The election results were only hours old Wednesday when a sober team of intelligence analysts carrying black satchels and secure communications gear began preparing to give President-elect Trump his first unfiltered look at the nation’s secrets.
The initial presentation — to be delivered as early as Thursday — would likely be a read-through of the President’s Daily Brief, the same, highly classified summary of security developments delivered every day to President Obama.
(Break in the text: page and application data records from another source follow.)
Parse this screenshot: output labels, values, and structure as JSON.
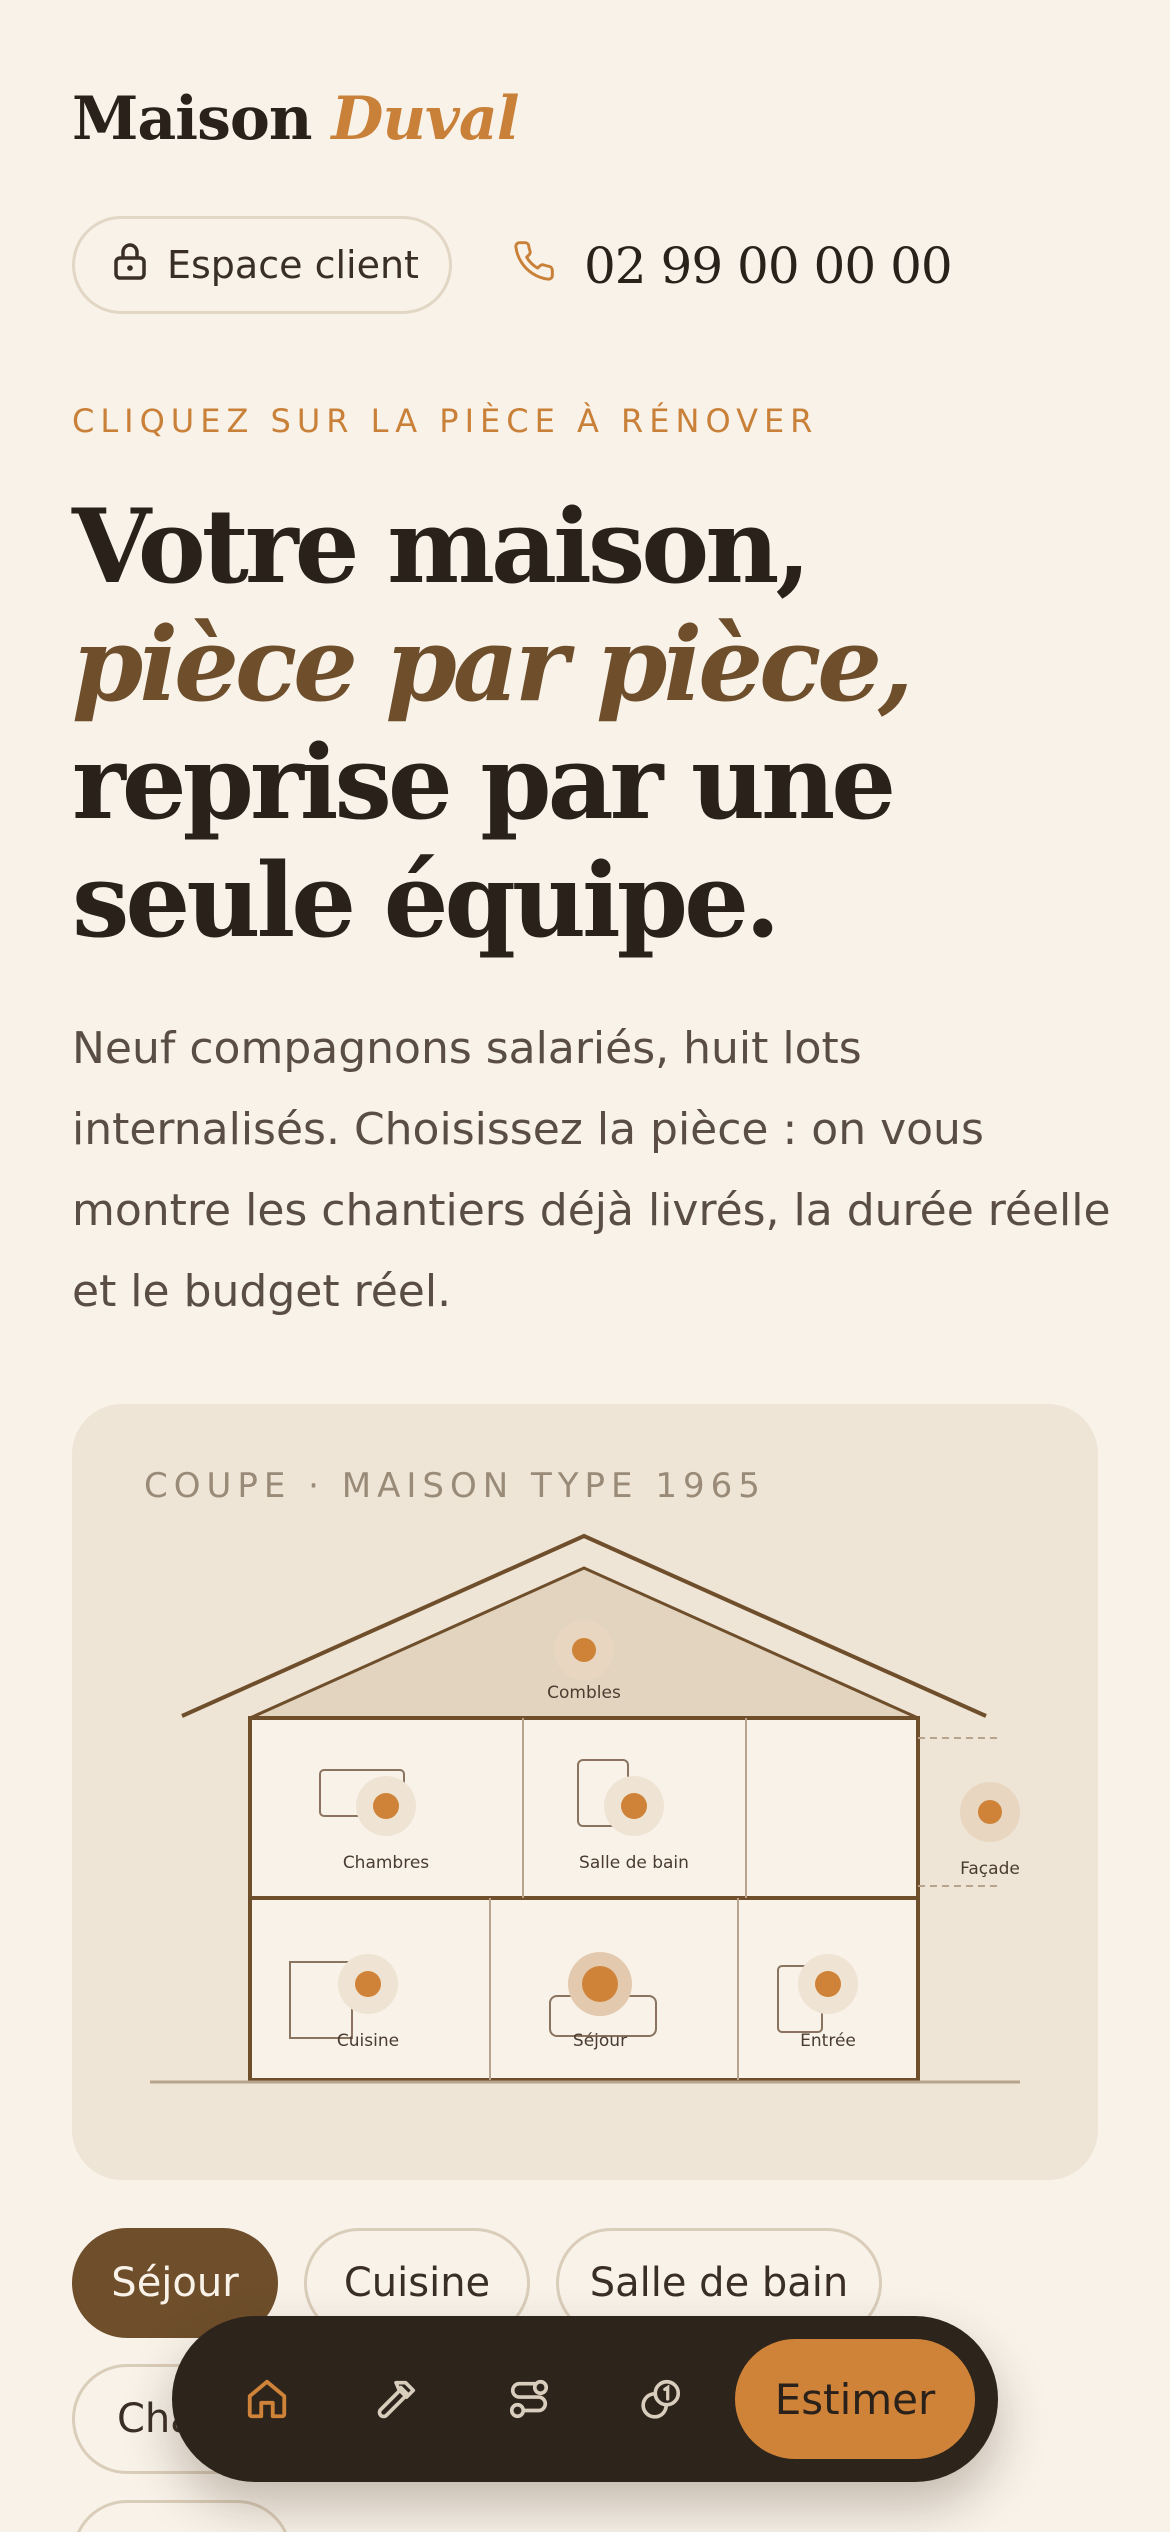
{
  "brand": {
    "name": "Maison",
    "accent": "Duval"
  },
  "header": {
    "client_label": "Espace client",
    "phone": "02 99 00 00 00"
  },
  "hero": {
    "kicker": "CLIQUEZ SUR LA PIÈCE À RÉNOVER",
    "headline_start": "Votre maison, ",
    "headline_accent": "pièce par pièce,",
    "headline_end": "reprise par une seule équipe.",
    "intro": "Neuf compagnons salariés, huit lots internalisés. Choisissez la pièce : on vous montre les chantiers déjà livrés, la durée réelle et le budget réel."
  },
  "plan": {
    "title": "COUPE · MAISON TYPE 1965",
    "rooms": {
      "combles": "Combles",
      "chambres": "Chambres",
      "salle_de_bain": "Salle de bain",
      "facade": "Façade",
      "cuisine": "Cuisine",
      "sejour": "Séjour",
      "entree": "Entrée"
    },
    "selected": "Séjour"
  },
  "chips": [
    {
      "label": "Séjour",
      "active": true
    },
    {
      "label": "Cuisine",
      "active": false
    },
    {
      "label": "Salle de bain",
      "active": false
    },
    {
      "label": "Chambres",
      "active": false
    }
  ],
  "bottom_nav": {
    "items": [
      "home-icon",
      "hammer-icon",
      "route-icon",
      "coins-icon"
    ],
    "cta": "Estimer"
  },
  "colors": {
    "background": "#f8f2e9",
    "accent": "#c98038",
    "brown": "#6e4e2b",
    "dark": "#2d241c"
  }
}
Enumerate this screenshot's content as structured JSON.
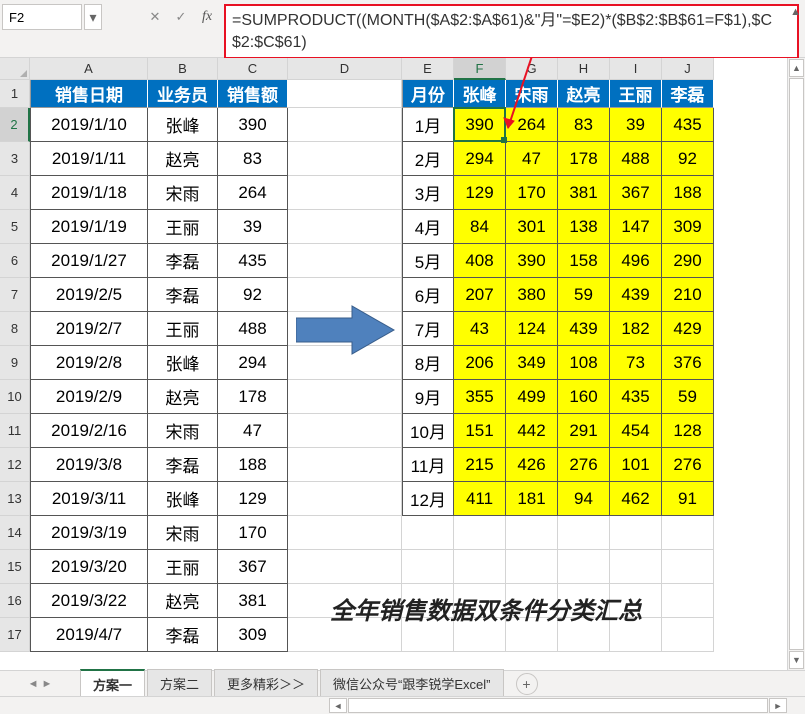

After that, U.S. spy officials are expected to schedule a series of meetings to apprise Trump of covert CIA operations against terrorist groups, the intercepted communications of world leaders, and satellite photos of nuclear installations in North Korea.
The sessions are designed to bring a new president up to speed on what the nation’s spy agencies know and do. But with Trump, the meetings will likely serve as tense encounters between wary intelligence professionals and a newly minted president-elect who has demonstrated abundant disdain for their work.
A palpable sense of dread settled on the intelligence community on Wednesday as Hillary Clinton, the candidate many expected to win, conceded the race to a GOP upstart who has dismissed U.S. spy agencies’ views on Russia and Syria, and even threatened to order the CIA to resume the use of interrogation methods condemned as torture.